Uncanny valley – A term used when an event or a scenes characteristic turns out to be not fully realistic.

After all the lighting was complete I then moved on to cameras and the animation of the cameras, for this I did not need to use block animation. Instead, I switched over to the camera view which I wanted to animate and by moving myself to where my assets looked best I could insert a key frame, this would show off my version of what I wanted myself and the audience to see.

The only problem that I faced during this task was trying to get timing right, but I learnt that by going through the timeline I can pick out key points in the scene and position the camera to where I want when I needed. By doing this I found it a lot easier and a lot more successful to improve camera animation within Maya.

Continue reading “Autodesk Maya – NEXT GEN IDENT”

Block animation in the industry

When starting an animation, you will have to take into consideration the pipeline of development from beginning to end and for animators to do this they have to start with either one of two methods and this is how I will lead on to the main subject of this blog which is the use of block you will have to animation within the games, animation and film industry.

The first step in the pipeline of develpment is to either drawer out concepts for a storyboard of your scene which can make it visually easier and better to tell the story you are trying to show. These drawings must match up with positioning of characters or effects and also the position of the camera within the scene and the frame.

Another way to start developing animation for the characters on scene is to actually go out, rehearse and act the specific actions which the characters will undergo during the animation regardless of camera movements. The aim is to simply get the key poses for the characters on the timeline and to also find out how long this scene will take and this is why I block animation lends a hand.

By using the method of block animation, animators can analyse those key poses and place them specifically where they should be when they should occur. And with use of the graph editor tool in Maya animators can fine tune the movement of the animation and this means going into such detail as the X Y and Z axis also known as the ‘vector movements’.

  • Vector 3 – X, Y, Z ‘Axis’
  • Vector 2 – X, Y
  • Vector 1 – X

As soon as block animation is finished the movement of the characters is then made to be smooth and given a more natural look to them. So basically hand movements and footwork will look more natural have more Curve/arc and anticipation which are a few of the many principles of animation that I have learnt over this year.

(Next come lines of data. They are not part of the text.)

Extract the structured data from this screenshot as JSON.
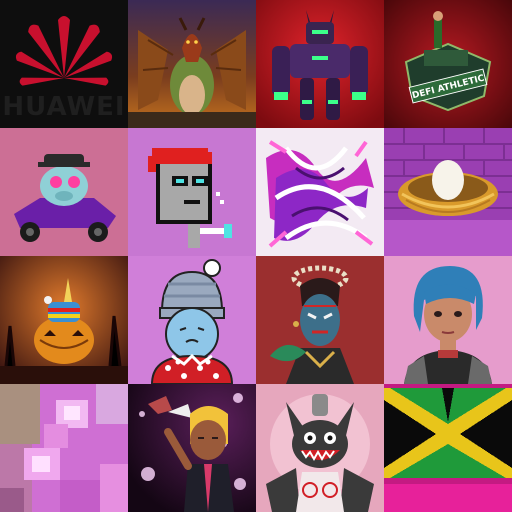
{
  "grid": {
    "tiles": [
      {
        "name": "huawei-logo",
        "text": "HUAWEI",
        "bg": "#0e0e0e",
        "accent": "#c8102e"
      },
      {
        "name": "dragon-art",
        "bg": "#2b1d3a"
      },
      {
        "name": "robot-mech-art",
        "bg": "#b3121b"
      },
      {
        "name": "defi-athletic-badge",
        "text": "DEFI ATHLETIC",
        "bg": "#7a0d12"
      },
      {
        "name": "kart-pig-art",
        "bg": "#cc6f95"
      },
      {
        "name": "pixel-punk-art",
        "bg": "#c777d2"
      },
      {
        "name": "abstract-swirl-art",
        "bg": "#f3eaf3"
      },
      {
        "name": "egg-nest-art",
        "bg": "#9a3fb2"
      },
      {
        "name": "pumpkin-unicorn-art",
        "bg": "#5a2b1f"
      },
      {
        "name": "beanie-cat-art",
        "bg": "#d07fd9"
      },
      {
        "name": "masked-figure-art",
        "bg": "#8e2a2a"
      },
      {
        "name": "anime-girl-art",
        "bg": "#e69ccc"
      },
      {
        "name": "pixel-blur-art",
        "bg": "#cf6fd3"
      },
      {
        "name": "space-kid-art",
        "bg": "#2a0f2d"
      },
      {
        "name": "bat-monster-art",
        "bg": "#e6a7bd"
      },
      {
        "name": "jamaica-flag-pixel-art",
        "bg": "#e7219a"
      }
    ]
  }
}
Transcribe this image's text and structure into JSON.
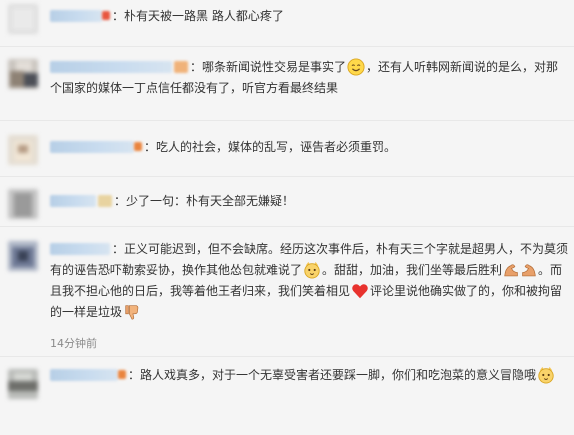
{
  "comments": [
    {
      "text": "：朴有天被一路黑 路人都心疼了"
    },
    {
      "text_a": "：哪条新闻说性交易是事实了",
      "text_b": "，还有人听韩网新闻说的是么，对那个国家的媒体一丁点信任都没有了，听官方看最终结果"
    },
    {
      "text": "：吃人的社会，媒体的乱写，诬告者必须重罚。"
    },
    {
      "text": "：少了一句：朴有天全部无嫌疑！"
    },
    {
      "text_a": "：正义可能迟到，但不会缺席。经历这次事件后，朴有天三个字就是超男人，不为莫须有的诬告恐吓勒索妥协，换作其他怂包就难说了",
      "text_b": "。甜甜，加油，我们坐等最后胜利",
      "text_c": "。而且我不担心他的日后，我等着他王者归来，我们笑着相见",
      "text_d": "评论里说他确实做了的，你和被拘留的一样是垃圾",
      "time": "14分钟前"
    },
    {
      "text": "：路人戏真多，对于一个无辜受害者还要踩一脚，你们和吃泡菜的意义冒隐哦"
    }
  ]
}
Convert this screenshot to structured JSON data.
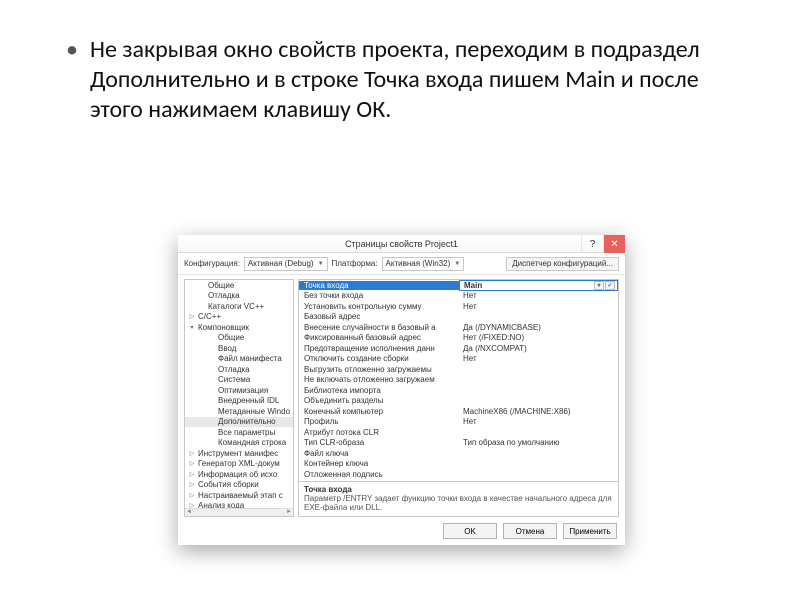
{
  "bullet_text": "Не закрывая окно свойств проекта, переходим в подраздел Дополнительно и в строке Точка входа пишем Main и после этого нажимаем клавишу ОК.",
  "dialog": {
    "title": "Страницы свойств Project1",
    "config_label": "Конфигурация:",
    "config_value": "Активная (Debug)",
    "platform_label": "Платформа:",
    "platform_value": "Активная (Win32)",
    "config_manager": "Диспетчер конфигураций...",
    "tree": [
      {
        "label": "Общие",
        "lvl": 1
      },
      {
        "label": "Отладка",
        "lvl": 1
      },
      {
        "label": "Каталоги VC++",
        "lvl": 1
      },
      {
        "label": "C/C++",
        "lvl": 0,
        "tw": "▷"
      },
      {
        "label": "Компоновщик",
        "lvl": 0,
        "tw": "▾"
      },
      {
        "label": "Общие",
        "lvl": 2
      },
      {
        "label": "Ввод",
        "lvl": 2
      },
      {
        "label": "Файл манифеста",
        "lvl": 2
      },
      {
        "label": "Отладка",
        "lvl": 2
      },
      {
        "label": "Система",
        "lvl": 2
      },
      {
        "label": "Оптимизация",
        "lvl": 2
      },
      {
        "label": "Внедренный IDL",
        "lvl": 2
      },
      {
        "label": "Метаданные Windo",
        "lvl": 2
      },
      {
        "label": "Дополнительно",
        "lvl": 2,
        "sel": true
      },
      {
        "label": "Все параметры",
        "lvl": 2
      },
      {
        "label": "Командная строка",
        "lvl": 2
      },
      {
        "label": "Инструмент манифес",
        "lvl": 0,
        "tw": "▷"
      },
      {
        "label": "Генератор XML-докум",
        "lvl": 0,
        "tw": "▷"
      },
      {
        "label": "Информация об исхо",
        "lvl": 0,
        "tw": "▷"
      },
      {
        "label": "События сборки",
        "lvl": 0,
        "tw": "▷"
      },
      {
        "label": "Настраиваемый этап с",
        "lvl": 0,
        "tw": "▷"
      },
      {
        "label": "Анализ кода",
        "lvl": 0,
        "tw": "▷"
      }
    ],
    "grid": [
      {
        "name": "Точка входа",
        "val": "Main",
        "sel": true
      },
      {
        "name": "Без точки входа",
        "val": "Нет"
      },
      {
        "name": "Установить контрольную сумму",
        "val": "Нет"
      },
      {
        "name": "Базовый адрес",
        "val": ""
      },
      {
        "name": "Внесение случайности в базовый а",
        "val": "Да (/DYNAMICBASE)"
      },
      {
        "name": "Фиксированный базовый адрес",
        "val": "Нет (/FIXED:NO)"
      },
      {
        "name": "Предотвращение исполнения данн",
        "val": "Да (/NXCOMPAT)"
      },
      {
        "name": "Отключить создание сборки",
        "val": "Нет"
      },
      {
        "name": "Выгрузить отложенно загружаемы",
        "val": ""
      },
      {
        "name": "Не включать отложенно загружаем",
        "val": ""
      },
      {
        "name": "Библиотека импорта",
        "val": ""
      },
      {
        "name": "Объединить разделы",
        "val": ""
      },
      {
        "name": "Конечный компьютер",
        "val": "MachineX86 (/MACHINE:X86)"
      },
      {
        "name": "Профиль",
        "val": "Нет"
      },
      {
        "name": "Атрибут потока CLR",
        "val": ""
      },
      {
        "name": "Тип CLR-образа",
        "val": "Тип образа по умолчанию"
      },
      {
        "name": "Файл ключа",
        "val": ""
      },
      {
        "name": "Контейнер ключа",
        "val": ""
      },
      {
        "name": "Отложенная подпись",
        "val": ""
      }
    ],
    "desc_head": "Точка входа",
    "desc_body": "Параметр /ENTRY задает функцию точки входа в качестве начального адреса для EXE-файла или DLL.",
    "buttons": {
      "ok": "OK",
      "cancel": "Отмена",
      "apply": "Применить"
    }
  }
}
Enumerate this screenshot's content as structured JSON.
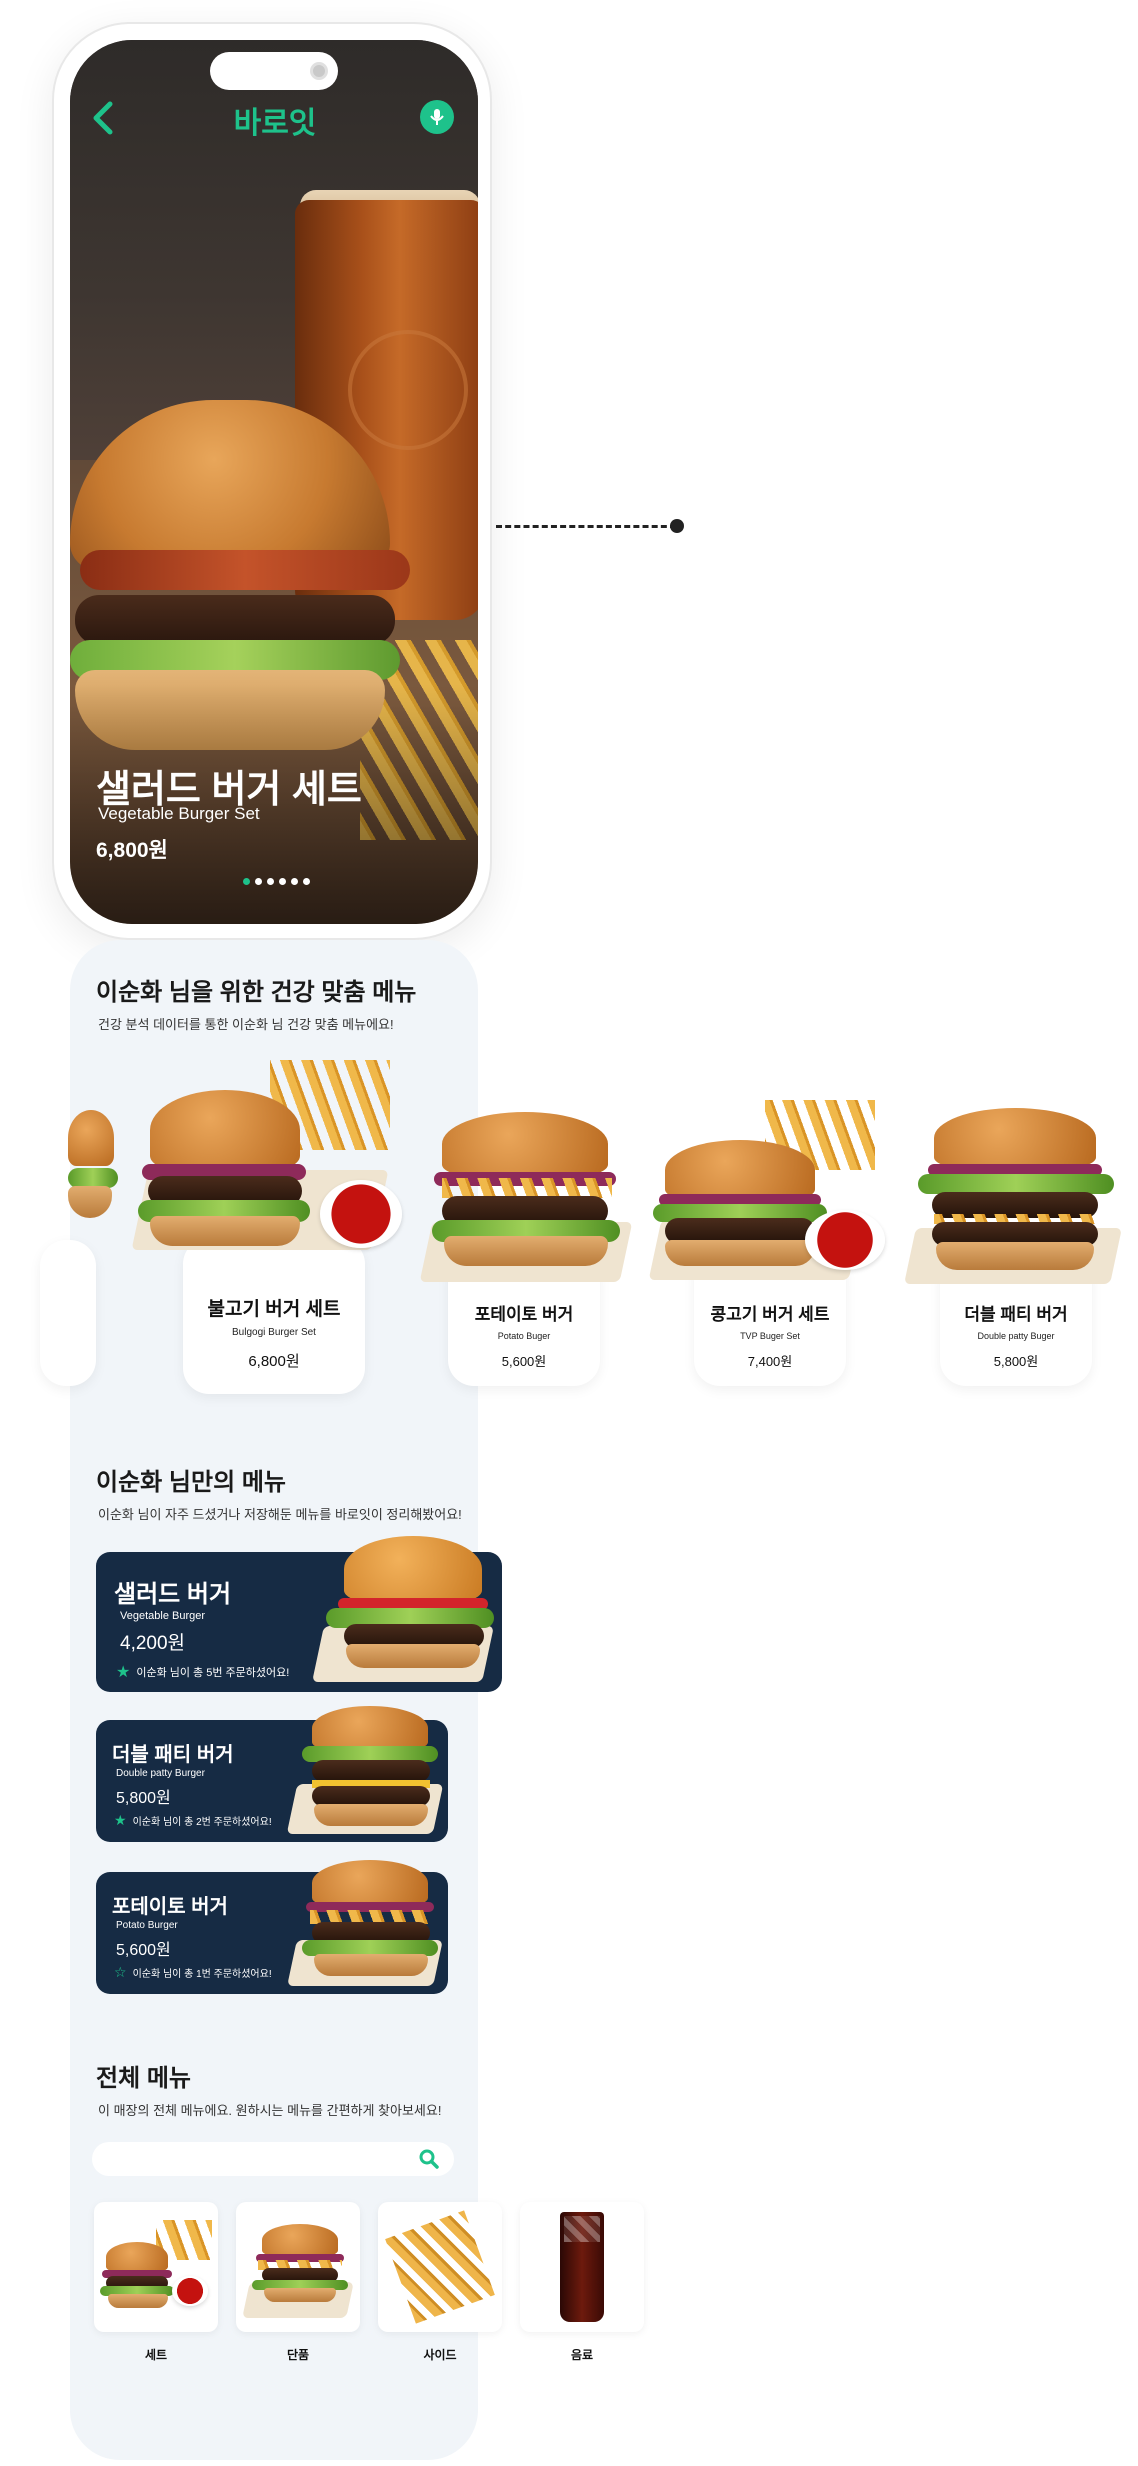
{
  "header": {
    "title": "바로잇"
  },
  "hero": {
    "name": "샐러드 버거 세트",
    "name_en": "Vegetable Burger Set",
    "price": "6,800원",
    "slide_count": 6,
    "active_slide": 1
  },
  "recommend": {
    "title": "이순화 님을 위한 건강 맞춤 메뉴",
    "subtitle": "건강 분석 데이터를 통한 이순화 님 건강 맞춤 메뉴에요!",
    "items": [
      {
        "name": "불고기 버거 세트",
        "name_en": "Bulgogi Burger Set",
        "price": "6,800원"
      },
      {
        "name": "포테이토 버거",
        "name_en": "Potato Buger",
        "price": "5,600원"
      },
      {
        "name": "콩고기 버거 세트",
        "name_en": "TVP Buger Set",
        "price": "7,400원"
      },
      {
        "name": "더블 패티 버거",
        "name_en": "Double patty Buger",
        "price": "5,800원"
      }
    ]
  },
  "my_menu": {
    "title": "이순화 님만의 메뉴",
    "subtitle": "이순화 님이 자주 드셨거나 저장해둔 메뉴를 바로잇이 정리해봤어요!",
    "items": [
      {
        "name": "샐러드 버거",
        "name_en": "Vegetable Burger",
        "price": "4,200원",
        "note": "이순화 님이 총 5번 주문하셨어요!",
        "starred": true
      },
      {
        "name": "더블 패티 버거",
        "name_en": "Double patty Burger",
        "price": "5,800원",
        "note": "이순화 님이 총 2번 주문하셨어요!",
        "starred": true
      },
      {
        "name": "포테이토 버거",
        "name_en": "Potato Burger",
        "price": "5,600원",
        "note": "이순화 님이 총 1번 주문하셨어요!",
        "starred": false
      }
    ]
  },
  "all_menu": {
    "title": "전체 메뉴",
    "subtitle": "이 매장의 전체 메뉴에요. 원하시는 메뉴를 간편하게 찾아보세요!",
    "search_placeholder": "",
    "categories": [
      "세트",
      "단품",
      "사이드",
      "음료"
    ]
  },
  "colors": {
    "accent": "#1ec28b",
    "card_dark": "#162b44",
    "panel_bg": "#f1f5f9"
  },
  "icons": {
    "back": "chevron-left-icon",
    "mic": "microphone-icon",
    "search": "search-icon",
    "star": "star-icon"
  }
}
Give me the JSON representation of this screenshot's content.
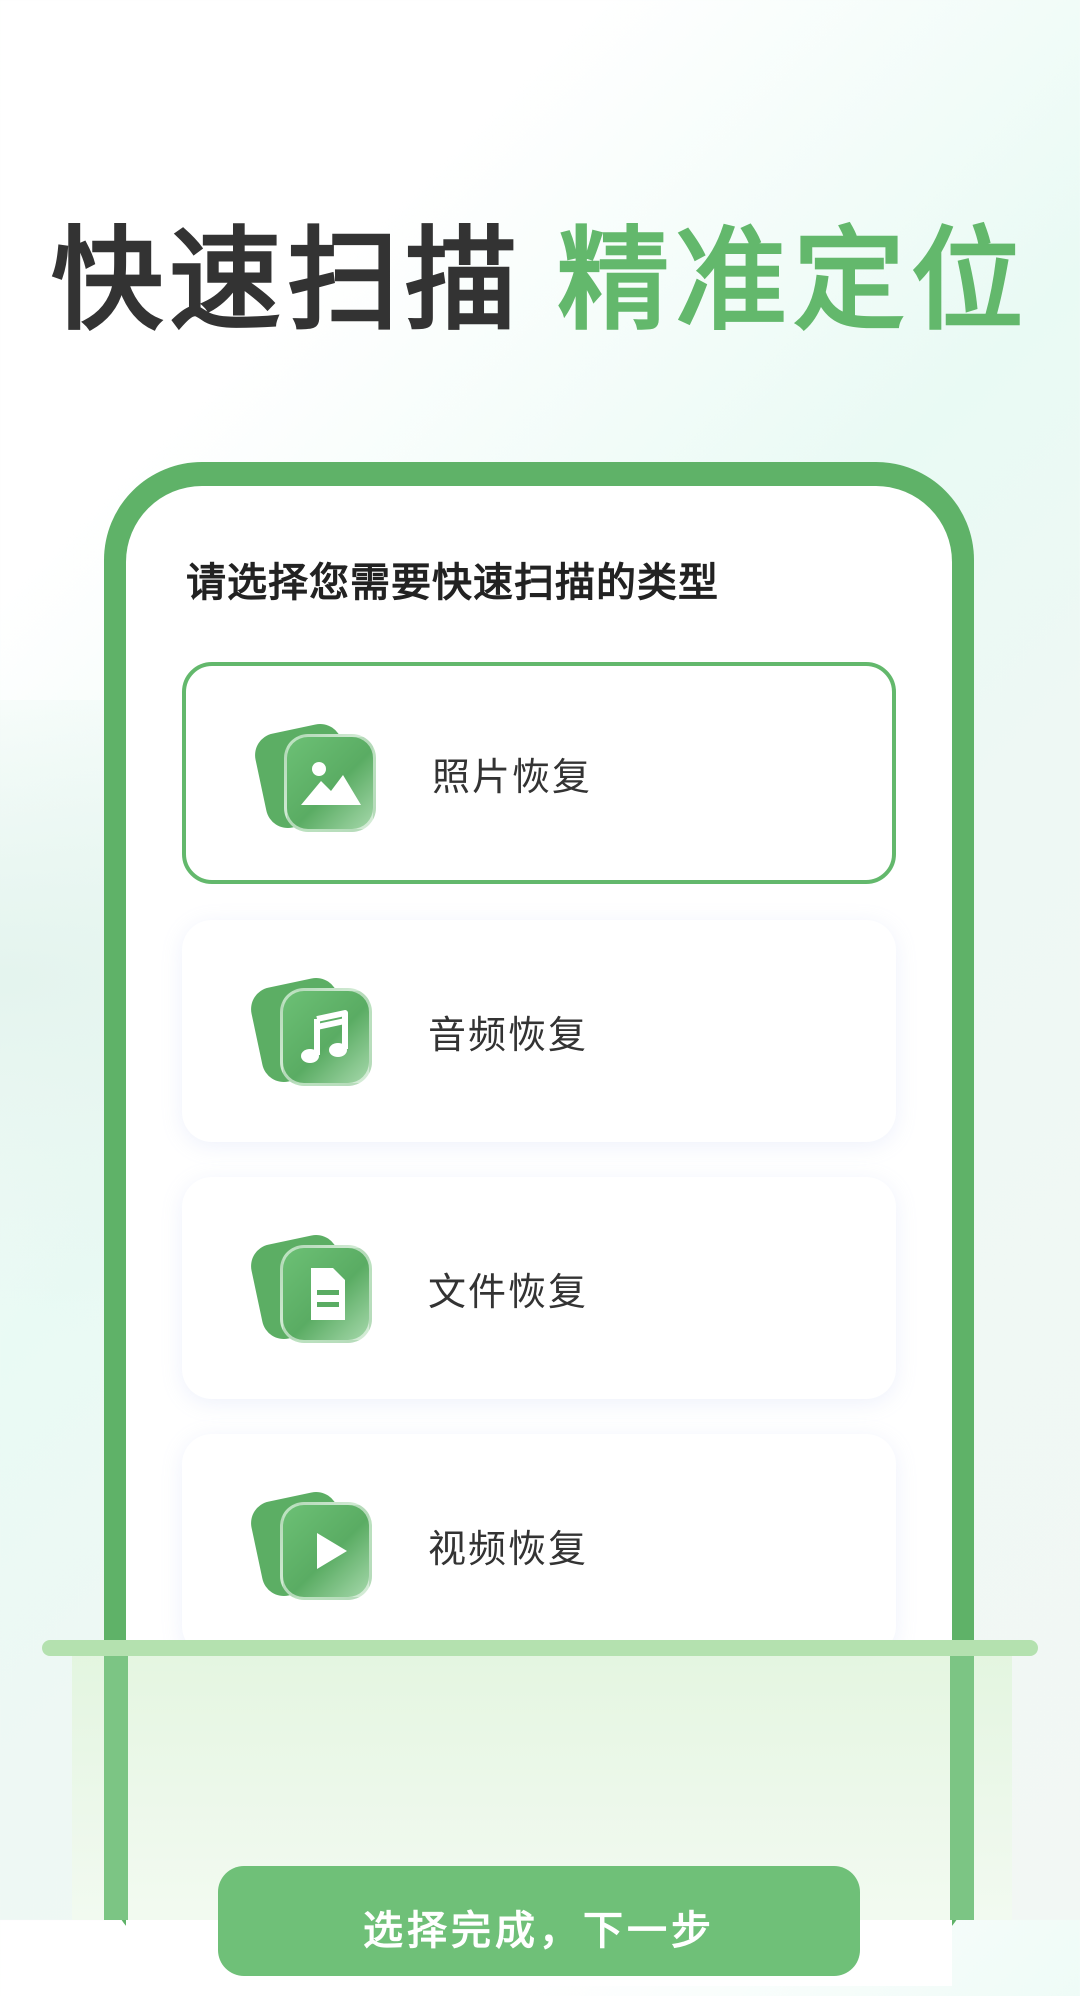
{
  "headline": {
    "part1": "快速扫描",
    "part2": "精准定位"
  },
  "prompt": "请选择您需要快速扫描的类型",
  "options": [
    {
      "label": "照片恢复",
      "icon": "photo-icon",
      "selected": true
    },
    {
      "label": "音频恢复",
      "icon": "music-note-icon",
      "selected": false
    },
    {
      "label": "文件恢复",
      "icon": "document-icon",
      "selected": false
    },
    {
      "label": "视频恢复",
      "icon": "play-icon",
      "selected": false
    }
  ],
  "cta": {
    "label": "选择完成，下一步"
  },
  "colors": {
    "accent": "#63b86c",
    "frame": "#5fb268",
    "text_dark": "#333333"
  }
}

I have been working on and IDent which either promotes myself or the next gen course, I was told to put the block animation method into practice which I did but didn’t find it easier to use as some of my tangent Lines why not being ‘blocked or stepped’, this made it incredibly hard to add efficient timing into my work and also made the animation design seem a lot more harder to work with. I finally chose to not use block animation and therefore cube with the smooth estimated movement which Maya calculated for me and then fine tune the animation movement later if needed.

Blocked and stepped – a method used to show key poses of a character or scene without estimating movement within frames of those poses. Keeping animation very clean and organised.

Throughout the time learning about block animation, I have realised the benefits and drawbacks of using this method such as timing, preparation between key poses and making it either easier or harder to animate a character step by step to give it more natural looks and movements.